Fort Hays State University > About FHSU > Academic Divisions > College of Business and Entrepreneurship > Kansas Small Business Development Center > Press Release
-Openings-Expansions or new location-New staff and promotions-Community activities (i.e., sponsoring local programs)-New services or products-Awards-A new catalog, brochure or newsletter-Timely tie-ins with national holidays-Company milestones-Financial news-Someone in the company has an article or book published-Studies you've completed-Change in pricing-Seminars or speaking engagements-Success stories based on clients-Fund-raising events for the local community-Scholarships-Projection or trend forecasts -Employee training or certification
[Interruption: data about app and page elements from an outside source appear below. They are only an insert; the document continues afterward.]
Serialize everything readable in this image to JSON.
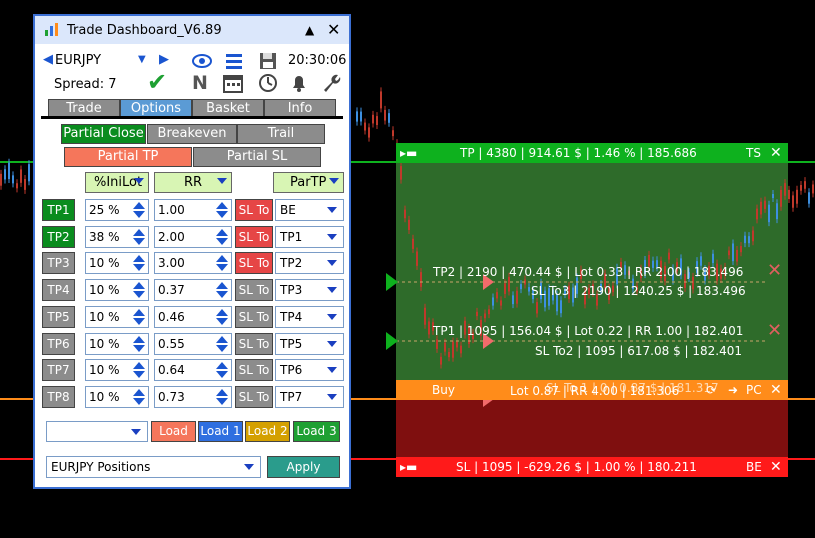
{
  "panel": {
    "title": "Trade Dashboard_V6.89",
    "minimize_glyph": "▲",
    "close_glyph": "✕",
    "symbol": "EURJPY",
    "time": "20:30:06",
    "spread_label": "Spread: 7",
    "icons": [
      "eye-icon",
      "menu-icon",
      "save-icon",
      "checkmark-icon",
      "news-icon",
      "calendar-icon",
      "clock-icon",
      "bell-icon",
      "wrench-icon"
    ],
    "news_letter": "N",
    "tabs": [
      "Trade",
      "Options",
      "Basket",
      "Info"
    ],
    "active_tab": "Options",
    "subtabs": [
      "Partial Close",
      "Breakeven",
      "Trail"
    ],
    "subtabs2": [
      "Partial TP",
      "Partial SL"
    ],
    "headers": {
      "lot": "%IniLot",
      "rr": "RR",
      "partp": "ParTP"
    },
    "rows": [
      {
        "label": "TP1",
        "on": true,
        "lot": "25 %",
        "rr": "1.00",
        "slto": "SL To",
        "slto_red": true,
        "par": "BE"
      },
      {
        "label": "TP2",
        "on": true,
        "lot": "38 %",
        "rr": "2.00",
        "slto": "SL To",
        "slto_red": true,
        "par": "TP1"
      },
      {
        "label": "TP3",
        "on": false,
        "lot": "10 %",
        "rr": "3.00",
        "slto": "SL To",
        "slto_red": true,
        "par": "TP2"
      },
      {
        "label": "TP4",
        "on": false,
        "lot": "10 %",
        "rr": "0.37",
        "slto": "SL To",
        "slto_red": false,
        "par": "TP3"
      },
      {
        "label": "TP5",
        "on": false,
        "lot": "10 %",
        "rr": "0.46",
        "slto": "SL To",
        "slto_red": false,
        "par": "TP4"
      },
      {
        "label": "TP6",
        "on": false,
        "lot": "10 %",
        "rr": "0.55",
        "slto": "SL To",
        "slto_red": false,
        "par": "TP5"
      },
      {
        "label": "TP7",
        "on": false,
        "lot": "10 %",
        "rr": "0.64",
        "slto": "SL To",
        "slto_red": false,
        "par": "TP6"
      },
      {
        "label": "TP8",
        "on": false,
        "lot": "10 %",
        "rr": "0.73",
        "slto": "SL To",
        "slto_red": false,
        "par": "TP7"
      }
    ],
    "load_buttons": [
      {
        "label": "Load",
        "color": "#f5765b"
      },
      {
        "label": "Load 1",
        "color": "#2f6fe0"
      },
      {
        "label": "Load 2",
        "color": "#d4a000"
      },
      {
        "label": "Load 3",
        "color": "#1ea032"
      }
    ],
    "positions_select": "EURJPY Positions",
    "apply_label": "Apply"
  },
  "overlay": {
    "tp_bar": "TP | 4380 | 914.61 $ | 1.46 % | 185.686",
    "tp_right": "TS",
    "tp2_line": "TP2 | 2190 | 470.44 $ | Lot 0.33 | RR 2.00 | 183.496",
    "slto3_line": "SL To3 | 2190 | 1240.25 $ | 183.496",
    "tp1_line": "TP1 | 1095 | 156.04 $ | Lot 0.22 | RR 1.00 | 182.401",
    "slto2_line": "SL To2 | 1095 | 617.08 $ | 182.401",
    "buy_label": "Buy",
    "entry_line": "Lot 0.87 | RR 4.00 | 181.306",
    "entry_overlap": "SL To 1 | 0 | 0.87 $ | 181.317",
    "pc_label": "PC",
    "sl_bar": "SL | 1095 | -629.26 $ | 1.00 % | 180.211",
    "sl_right": "BE",
    "colors": {
      "tp_green": "#0eb11e",
      "tp_zone": "#2e6b2a",
      "sl_red": "#ff1a1a",
      "sl_zone": "#7f0f0f",
      "buy_orange": "#ff8c1a",
      "delete_red": "#e06060"
    }
  }
}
Writing a news release can be simple and straightforward, once you know the rules:
Be sure it's news! If your news release is hype, or thinly-disguised advertising, or your own editorializing, it won't be printed.
Use simple, direct sentences in short paragraphs. Your writing should be primarily short sentences (an average of 15 words), but occasional longer sentences will break up the monotony. Just make sure you're presenting a series of facts in as direct a manner as possible.
Use common language. While you need to write in everyday language, avoid colloquial expressions, abstractions and jargon.
Make it short and to the point-no rambling. Newspaper space is at a premium. Just ask an advertiser how much it costs. Don't waste everyone's time; get right to the point. Limit your release to 1-2 pages, double-spaced.
Stick to the basic format of the press release. Editors are busy people. If your release is poorly written or doesn't conform to the newspaper's style, it's often not practical to contact the author and then rewrite the release.
Send early, send often. Send news releases 1-2 weeks in advance of events (check with editors for more specific deadlines). Press releases must go through several steps before appearing in print, so allow plenty of time. If for some reason your press release doesn't get printed, just go on to your next newsworthy event, and the next. Newspapers are under no obligation to use your release, so don't call to ask when your release appeared or why it didn't. (Also, don't try to leverage news space by promising to advertise with the paper. News and advertising are two completely different departments, and no editor appreciates this kind of bribery.) Eventually, when the paper has space for more local news, your news will be printed.
Portions excerpted from: The Smart Business Supersite. http://www.smartbiz.com